African-American participation[]

The 1948 NAIB national tournament was the first intercollegiate postseason to feature a black student-athlete, Clarence Walker of Indiana State under coach John Wooden. Wooden had withdrawn from the 1947 tournament because the NAIB would not allow Walker to play.[8]

The association furthered its commitment to African-American athletes when, in 1953, it became the first collegiate association to invite historically black colleges and universities into its membership. In 1957, Tennessee A&I (now Tennessee State) became the first historically black institution to win a collegiate basketball national championship.

Female participation[]

The NAIA began sponsoring intercollegiate championships for women in 1980, the second coed national athletics association to do so, offering collegiate athletics championships to women in basketball, cross country, gymnastics, indoor and outdoor track and field, softball, swimming and diving, tennis and volleyball. The National Junior College Athletic Association had established a women's division in the spring of 1975 and held the first women's national championship volleyball tournament that fall.
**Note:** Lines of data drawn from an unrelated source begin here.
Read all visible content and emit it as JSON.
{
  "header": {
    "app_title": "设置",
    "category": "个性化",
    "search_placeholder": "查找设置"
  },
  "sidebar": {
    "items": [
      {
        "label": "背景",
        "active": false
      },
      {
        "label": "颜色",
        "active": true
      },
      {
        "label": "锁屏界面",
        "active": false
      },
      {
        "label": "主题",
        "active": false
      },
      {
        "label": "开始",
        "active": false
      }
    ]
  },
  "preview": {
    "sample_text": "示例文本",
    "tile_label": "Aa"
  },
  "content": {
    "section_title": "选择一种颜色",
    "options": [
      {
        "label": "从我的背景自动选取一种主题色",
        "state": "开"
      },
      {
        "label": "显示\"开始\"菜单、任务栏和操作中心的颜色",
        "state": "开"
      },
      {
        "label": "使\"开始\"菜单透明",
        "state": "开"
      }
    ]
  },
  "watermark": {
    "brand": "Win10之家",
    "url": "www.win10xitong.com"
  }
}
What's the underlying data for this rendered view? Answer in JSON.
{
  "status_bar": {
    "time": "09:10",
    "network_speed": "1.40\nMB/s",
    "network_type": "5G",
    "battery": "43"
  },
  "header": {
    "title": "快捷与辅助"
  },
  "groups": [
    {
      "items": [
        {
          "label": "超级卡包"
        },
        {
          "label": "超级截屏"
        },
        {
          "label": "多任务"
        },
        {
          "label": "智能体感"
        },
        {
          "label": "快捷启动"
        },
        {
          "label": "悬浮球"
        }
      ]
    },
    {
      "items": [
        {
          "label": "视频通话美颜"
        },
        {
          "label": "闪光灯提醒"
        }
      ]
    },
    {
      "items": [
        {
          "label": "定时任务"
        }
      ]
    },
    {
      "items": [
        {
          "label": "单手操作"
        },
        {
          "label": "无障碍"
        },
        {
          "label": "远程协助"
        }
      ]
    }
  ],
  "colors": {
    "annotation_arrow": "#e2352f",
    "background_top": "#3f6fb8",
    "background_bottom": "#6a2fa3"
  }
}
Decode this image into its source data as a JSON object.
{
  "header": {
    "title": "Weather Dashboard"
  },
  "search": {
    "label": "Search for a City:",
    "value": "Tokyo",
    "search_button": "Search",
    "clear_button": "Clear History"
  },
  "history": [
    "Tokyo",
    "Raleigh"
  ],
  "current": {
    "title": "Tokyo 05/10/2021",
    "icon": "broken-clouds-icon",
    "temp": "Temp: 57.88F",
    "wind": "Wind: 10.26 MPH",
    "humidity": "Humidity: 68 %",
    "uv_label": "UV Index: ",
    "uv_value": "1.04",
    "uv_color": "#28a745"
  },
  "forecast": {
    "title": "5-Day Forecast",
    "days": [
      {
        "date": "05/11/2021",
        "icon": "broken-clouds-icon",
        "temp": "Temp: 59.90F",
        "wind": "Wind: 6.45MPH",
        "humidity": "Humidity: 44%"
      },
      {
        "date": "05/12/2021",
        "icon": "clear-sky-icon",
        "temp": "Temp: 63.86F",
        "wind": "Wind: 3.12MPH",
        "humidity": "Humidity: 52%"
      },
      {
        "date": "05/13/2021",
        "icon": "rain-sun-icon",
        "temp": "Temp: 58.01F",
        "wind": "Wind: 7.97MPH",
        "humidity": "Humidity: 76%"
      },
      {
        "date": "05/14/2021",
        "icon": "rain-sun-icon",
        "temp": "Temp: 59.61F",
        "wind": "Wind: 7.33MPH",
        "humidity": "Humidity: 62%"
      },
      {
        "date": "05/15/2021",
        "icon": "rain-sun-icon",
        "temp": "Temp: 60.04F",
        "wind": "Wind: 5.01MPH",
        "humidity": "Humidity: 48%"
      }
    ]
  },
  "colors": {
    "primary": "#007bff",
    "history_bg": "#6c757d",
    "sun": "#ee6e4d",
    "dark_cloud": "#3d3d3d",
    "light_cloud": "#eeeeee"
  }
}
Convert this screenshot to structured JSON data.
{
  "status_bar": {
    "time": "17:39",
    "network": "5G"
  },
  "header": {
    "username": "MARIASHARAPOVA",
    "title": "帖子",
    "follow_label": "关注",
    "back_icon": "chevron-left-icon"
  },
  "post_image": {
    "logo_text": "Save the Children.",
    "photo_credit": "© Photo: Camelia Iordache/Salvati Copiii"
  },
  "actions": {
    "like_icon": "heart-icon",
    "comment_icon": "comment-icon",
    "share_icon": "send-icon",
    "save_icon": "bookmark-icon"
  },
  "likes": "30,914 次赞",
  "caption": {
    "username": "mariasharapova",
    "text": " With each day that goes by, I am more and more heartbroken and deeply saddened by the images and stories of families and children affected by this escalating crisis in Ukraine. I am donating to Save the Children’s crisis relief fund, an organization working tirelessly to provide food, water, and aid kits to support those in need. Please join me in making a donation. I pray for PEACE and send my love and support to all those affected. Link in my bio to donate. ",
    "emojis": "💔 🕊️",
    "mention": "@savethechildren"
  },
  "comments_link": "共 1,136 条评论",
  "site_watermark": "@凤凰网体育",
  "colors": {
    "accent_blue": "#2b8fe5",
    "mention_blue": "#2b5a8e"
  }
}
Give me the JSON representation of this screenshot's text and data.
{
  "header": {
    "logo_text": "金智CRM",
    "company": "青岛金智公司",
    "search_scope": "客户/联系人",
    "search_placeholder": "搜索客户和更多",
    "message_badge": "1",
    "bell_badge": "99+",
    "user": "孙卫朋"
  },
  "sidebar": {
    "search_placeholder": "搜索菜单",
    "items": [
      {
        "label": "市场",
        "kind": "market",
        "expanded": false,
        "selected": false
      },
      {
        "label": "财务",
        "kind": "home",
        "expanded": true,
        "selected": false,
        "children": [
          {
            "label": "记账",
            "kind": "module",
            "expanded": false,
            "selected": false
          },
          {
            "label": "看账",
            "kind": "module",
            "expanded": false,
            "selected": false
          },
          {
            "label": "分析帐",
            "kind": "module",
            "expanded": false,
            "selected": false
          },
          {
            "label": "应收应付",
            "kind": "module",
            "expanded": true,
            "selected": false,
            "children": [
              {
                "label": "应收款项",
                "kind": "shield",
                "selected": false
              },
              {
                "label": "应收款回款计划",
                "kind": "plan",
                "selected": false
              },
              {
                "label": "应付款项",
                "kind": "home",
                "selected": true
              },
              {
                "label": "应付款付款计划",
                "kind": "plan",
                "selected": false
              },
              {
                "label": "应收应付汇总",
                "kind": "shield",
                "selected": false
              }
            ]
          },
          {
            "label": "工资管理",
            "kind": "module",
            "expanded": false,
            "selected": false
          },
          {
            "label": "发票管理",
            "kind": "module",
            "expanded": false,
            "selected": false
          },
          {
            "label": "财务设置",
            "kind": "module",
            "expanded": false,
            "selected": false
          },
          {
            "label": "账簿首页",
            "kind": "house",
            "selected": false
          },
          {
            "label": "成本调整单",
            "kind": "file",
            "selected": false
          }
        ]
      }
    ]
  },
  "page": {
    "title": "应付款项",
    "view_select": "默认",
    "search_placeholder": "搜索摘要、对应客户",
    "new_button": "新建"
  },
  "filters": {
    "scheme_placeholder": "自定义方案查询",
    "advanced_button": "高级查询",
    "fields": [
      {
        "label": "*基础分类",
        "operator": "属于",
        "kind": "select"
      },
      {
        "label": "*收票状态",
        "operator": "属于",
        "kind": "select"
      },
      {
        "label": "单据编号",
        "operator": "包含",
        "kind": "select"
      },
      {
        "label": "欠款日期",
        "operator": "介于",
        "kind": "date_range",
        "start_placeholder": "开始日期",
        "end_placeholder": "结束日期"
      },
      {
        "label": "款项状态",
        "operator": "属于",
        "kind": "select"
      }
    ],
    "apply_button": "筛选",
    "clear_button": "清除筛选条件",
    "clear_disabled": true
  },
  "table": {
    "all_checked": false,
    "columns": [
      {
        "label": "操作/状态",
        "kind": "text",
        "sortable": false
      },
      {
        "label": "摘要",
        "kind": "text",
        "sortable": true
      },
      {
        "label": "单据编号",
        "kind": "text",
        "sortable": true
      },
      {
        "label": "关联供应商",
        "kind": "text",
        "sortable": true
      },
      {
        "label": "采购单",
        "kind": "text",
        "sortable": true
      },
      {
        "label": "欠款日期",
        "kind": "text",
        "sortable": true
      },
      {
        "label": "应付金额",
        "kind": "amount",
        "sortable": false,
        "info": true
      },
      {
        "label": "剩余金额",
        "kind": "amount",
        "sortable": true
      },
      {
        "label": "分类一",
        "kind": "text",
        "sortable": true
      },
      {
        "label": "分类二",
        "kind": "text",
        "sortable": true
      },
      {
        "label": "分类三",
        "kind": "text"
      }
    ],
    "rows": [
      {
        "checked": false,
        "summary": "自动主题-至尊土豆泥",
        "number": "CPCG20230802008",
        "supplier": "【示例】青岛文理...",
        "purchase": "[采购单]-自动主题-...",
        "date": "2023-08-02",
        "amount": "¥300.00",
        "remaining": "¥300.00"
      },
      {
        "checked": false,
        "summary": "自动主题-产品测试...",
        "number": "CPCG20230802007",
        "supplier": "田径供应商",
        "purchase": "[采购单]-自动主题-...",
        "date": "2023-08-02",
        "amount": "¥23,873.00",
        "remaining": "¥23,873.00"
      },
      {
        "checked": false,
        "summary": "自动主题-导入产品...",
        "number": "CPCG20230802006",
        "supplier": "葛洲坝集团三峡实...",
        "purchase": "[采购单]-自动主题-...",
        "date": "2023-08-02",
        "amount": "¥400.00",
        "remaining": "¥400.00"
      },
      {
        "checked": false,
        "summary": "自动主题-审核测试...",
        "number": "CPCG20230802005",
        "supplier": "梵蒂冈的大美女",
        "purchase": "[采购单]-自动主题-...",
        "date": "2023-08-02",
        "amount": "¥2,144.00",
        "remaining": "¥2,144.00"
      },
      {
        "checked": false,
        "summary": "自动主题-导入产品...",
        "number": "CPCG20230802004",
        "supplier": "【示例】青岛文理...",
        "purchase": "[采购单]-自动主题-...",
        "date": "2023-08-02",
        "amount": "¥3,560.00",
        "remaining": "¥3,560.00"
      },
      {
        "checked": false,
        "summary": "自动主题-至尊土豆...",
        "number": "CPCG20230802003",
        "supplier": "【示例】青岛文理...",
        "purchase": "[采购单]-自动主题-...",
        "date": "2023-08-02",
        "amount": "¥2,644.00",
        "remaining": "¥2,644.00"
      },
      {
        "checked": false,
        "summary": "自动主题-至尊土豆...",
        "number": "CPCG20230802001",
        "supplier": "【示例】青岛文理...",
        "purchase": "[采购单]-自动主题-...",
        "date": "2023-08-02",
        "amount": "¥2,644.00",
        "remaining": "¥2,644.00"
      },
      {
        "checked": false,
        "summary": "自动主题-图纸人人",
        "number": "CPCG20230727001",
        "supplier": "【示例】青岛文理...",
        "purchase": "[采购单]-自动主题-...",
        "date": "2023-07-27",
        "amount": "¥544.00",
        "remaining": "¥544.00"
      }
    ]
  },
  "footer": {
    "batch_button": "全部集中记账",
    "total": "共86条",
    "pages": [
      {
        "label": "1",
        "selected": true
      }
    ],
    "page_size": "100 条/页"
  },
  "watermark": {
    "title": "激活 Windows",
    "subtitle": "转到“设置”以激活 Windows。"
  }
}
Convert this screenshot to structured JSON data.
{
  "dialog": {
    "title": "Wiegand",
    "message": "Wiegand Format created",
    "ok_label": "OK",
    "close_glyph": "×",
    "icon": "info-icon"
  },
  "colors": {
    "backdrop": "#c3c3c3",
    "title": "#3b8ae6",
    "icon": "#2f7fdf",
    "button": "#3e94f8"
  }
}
In 1997, Liz Heaston became the first female college athlete to play and score in a college football game when she kicked two extra points during the 1997 Linfield vs. Willamette football game.[9]

Champions of Character[]

Launched in 2000 by the NAIA, the Champions of Character program promotes character and sportsmanship through athletics. The Champions of Character conducts clinics and has developed an online training course to educate athletes, coaches, and athletic administrators with the skills necessary to promote character development in the context of sport.

Eligibility Center[]

In 2010, the association opened the doors to the NAIA Eligibility Center, where prospective student-athletes are evaluated for academic and athletic eligibility. It delivers on the NAIA’s promise of integrity by leveling the playing field, guiding student-athlete success, and ensuring fair competition. [10]

Other firsts[]

Membership – The NAIA was the first association to admit colleges and universities from outside the United States. The NAIA began admitting Canadian members in 1967.

Football – The NAIA was the first association to send a football team to Europe to play. In the summer of 1976, the NAIA sent Henderson State and Texas A&I to play 5 exhibition games in West Berlin, Vienna, Nuremberg, Mannheim and Paris.[11]

Championship sports[]

The NAIA sponsors 14 sports in which it conducts 26 annual championships (13 for men, 12 for women). The NAIA recognizes three levels of competitions: "emerging" (15 or more institutions sponsoring as varsity and declared), "invitational" (25 or more institutions sponsoring as varsity and declared for postseason, Approval of the National Administrative Council), and "championship" (40 or more institutions sponsoring as varsity, Minimum of two Invitationals held, Approval of the National Administrative Council).[12] The association conducts, or has conducted in the past, championship tournaments in the following sports (year established).[13]

Basketball championships[]

The NAIA men's basketball championship is the longest-running collegiate National Championship of any sport in the United States. The tournament was the brainchild of Dr. James Naismith, creator of the game of basketball; Emil Liston, athletic director at Baker University; and Frank Cramer, founder of Cramer Athletic Products.

The event began in 1937 with the inaugural tournament at Municipal Auditorium in Kansas City, MO. The 2017 men's championship marked the 80th ion of what has been tabbed College Basketball’s Toughest Tournament. The tournament has awarded the Chuck Taylor Most Valuable Player award since 1939, as well as the Charles Stevenson Hustle Award ("Charlie Hustle"), which was the basis for Pete Rose's nickname, given to him by Whitey Ford. Basketball is currently the only NAIA sport in which the organization's member institutions are aligned into divisions.

Effective with the 2020–21 school year, the NAIA will return to a single division for both men's and women's basketball.[14]

Other championship sports[]